In the wake of the Target breach, the Home Depot breach, the PF Chang’s breach, and hundreds of other corporate hacking events that made headlines in the last year, it’s easy to assume that cybercrime is only a “big company” problem. After all, hackers are taking a huge criminal risk in stealing and using other people’s data, so it’s understandable to think that hackers wouldn’t go after a small or mid-sized company. But that’s proving to not be the case, as small business owners are finding out almost every day.

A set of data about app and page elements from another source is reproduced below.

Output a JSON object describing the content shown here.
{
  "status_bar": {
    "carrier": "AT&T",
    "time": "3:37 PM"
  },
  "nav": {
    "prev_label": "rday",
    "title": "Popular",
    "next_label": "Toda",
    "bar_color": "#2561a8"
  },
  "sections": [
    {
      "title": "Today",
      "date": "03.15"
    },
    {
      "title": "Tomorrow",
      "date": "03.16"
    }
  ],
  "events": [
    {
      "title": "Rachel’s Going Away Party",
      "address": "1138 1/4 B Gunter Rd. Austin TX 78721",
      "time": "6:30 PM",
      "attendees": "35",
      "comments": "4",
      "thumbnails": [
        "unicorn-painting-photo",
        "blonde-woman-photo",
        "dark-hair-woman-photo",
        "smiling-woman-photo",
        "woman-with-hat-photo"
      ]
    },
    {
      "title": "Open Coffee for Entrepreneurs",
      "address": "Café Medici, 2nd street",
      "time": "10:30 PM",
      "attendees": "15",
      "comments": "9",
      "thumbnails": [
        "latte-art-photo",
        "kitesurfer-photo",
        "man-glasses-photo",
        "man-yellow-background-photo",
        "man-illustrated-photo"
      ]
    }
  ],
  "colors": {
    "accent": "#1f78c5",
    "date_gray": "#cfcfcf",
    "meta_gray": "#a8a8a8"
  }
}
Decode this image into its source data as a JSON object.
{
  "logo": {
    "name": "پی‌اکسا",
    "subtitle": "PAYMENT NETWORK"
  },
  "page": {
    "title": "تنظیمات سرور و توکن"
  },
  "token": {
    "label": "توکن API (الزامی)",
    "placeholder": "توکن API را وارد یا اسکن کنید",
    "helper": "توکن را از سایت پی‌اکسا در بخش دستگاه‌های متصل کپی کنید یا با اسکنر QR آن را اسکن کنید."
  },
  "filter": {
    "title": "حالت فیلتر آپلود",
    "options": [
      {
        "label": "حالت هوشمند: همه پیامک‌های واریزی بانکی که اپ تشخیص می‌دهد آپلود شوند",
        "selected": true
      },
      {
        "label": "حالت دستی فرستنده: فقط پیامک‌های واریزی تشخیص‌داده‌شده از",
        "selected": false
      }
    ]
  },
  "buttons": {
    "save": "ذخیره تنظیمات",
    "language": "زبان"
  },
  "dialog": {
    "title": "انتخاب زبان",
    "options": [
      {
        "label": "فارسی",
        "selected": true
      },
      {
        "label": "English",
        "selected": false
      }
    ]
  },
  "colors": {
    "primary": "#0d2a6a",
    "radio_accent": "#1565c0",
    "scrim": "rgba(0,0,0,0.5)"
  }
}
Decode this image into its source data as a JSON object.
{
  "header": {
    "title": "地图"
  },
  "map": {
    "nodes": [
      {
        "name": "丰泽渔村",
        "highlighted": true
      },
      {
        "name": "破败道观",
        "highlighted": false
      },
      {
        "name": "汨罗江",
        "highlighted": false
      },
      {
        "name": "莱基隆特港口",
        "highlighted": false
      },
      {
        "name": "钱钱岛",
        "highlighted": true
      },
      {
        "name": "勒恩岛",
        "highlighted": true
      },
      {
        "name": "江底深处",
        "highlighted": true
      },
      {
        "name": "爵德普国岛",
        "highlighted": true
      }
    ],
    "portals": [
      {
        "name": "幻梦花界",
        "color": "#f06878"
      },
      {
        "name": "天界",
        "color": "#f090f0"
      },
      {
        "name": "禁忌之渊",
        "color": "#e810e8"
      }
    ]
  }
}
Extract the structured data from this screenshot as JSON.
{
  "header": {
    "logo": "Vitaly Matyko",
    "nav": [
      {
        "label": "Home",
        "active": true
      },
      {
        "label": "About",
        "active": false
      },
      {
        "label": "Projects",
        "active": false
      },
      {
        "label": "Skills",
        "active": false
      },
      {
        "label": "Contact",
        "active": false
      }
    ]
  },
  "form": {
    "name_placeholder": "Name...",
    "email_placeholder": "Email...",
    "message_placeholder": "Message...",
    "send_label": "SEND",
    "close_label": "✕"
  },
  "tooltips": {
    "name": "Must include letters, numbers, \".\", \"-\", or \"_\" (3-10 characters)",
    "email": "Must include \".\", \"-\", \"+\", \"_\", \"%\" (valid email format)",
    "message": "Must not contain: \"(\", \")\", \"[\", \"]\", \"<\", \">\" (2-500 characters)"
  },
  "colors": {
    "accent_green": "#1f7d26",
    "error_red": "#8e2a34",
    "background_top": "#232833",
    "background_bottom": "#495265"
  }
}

October is National Cyber Security Awareness Month, and the focus of week four is on how small business owners need to prepare for data protection in order to safeguard their customers’ information and their own business security. By having adequate protocols in place to prevent a breach and a streamlined process for responding to a hacking event, hardworking business owners can know they are doing everything within their power to protect sensitive information.

Many industry experts have taken the viewpoint that it’s not a matter of “if” a data breach will affect a business, regardless of its size, but “when.” But one of the biggest obstacles small business owners face when it comes to data protection is the typically high price of investing in tools like quality anti-virus software, external hard drives for backing up consumer data, running system checks of their credit card systems, and more. Experts caution business leaders that investing in the right preventive tools before an incident occurs will result in tremendous savings by minimizing the damage and the resulting financial liability of exposing their customers’ data to hackers.

Also, given the fact that a high percentage of data breaches are actually “inside jobs,” it’s important to make sure that employees are limited in their ability to access customers or client information. By making sure that employees cannot retrieve sensitive data for which they really have no need—as in the case of not one, but two data breaches of cellular provider AT&T’s customers’ information in 2014 alone—a lot of expensive damage can be prevented.

But when an employee is responsible for a data breach, it’s not always malicious. Sometimes a lack of training or tech-awareness is all it takes to expose a business to hackers from the inside. By making sure that all employees are fully trained in the dangers of certain online behaviors like opening links in emails or downloading videos and images, as well as by ensuring that company computers that access sensitive data are not able to interact on social media, companies can help ensure the protection level of their content.

One other important tool is a routine checkup of company technology and networks, meant to uncover flaws or vulnerabilities in protection. This is especially important in a business’s credit card system, as a number of breaches have occurred due to malicious software running in the background on POS machines and other network-based computers. These checkups can have a significant cost, but it’s far better to pay for one before an incident happens, rather than as part of the process of assessing liability after a breach.

Perhaps the most crucial step a company can take in protecting its customers’ data is to not store unnecessary information in the first place. If a company requires customers’ personally identifiable information such as Social Security numbers or driver’s license numbers in order to establish an account, for example, there’s no need to hang onto that data after the account is opened and in good standing. It leaves the customers vulnerable to hacking, and the company liable for paying to clean up the mess after a data breach. By not holding onto information that hackers want, it might be possible to prevent a breach from ever happening.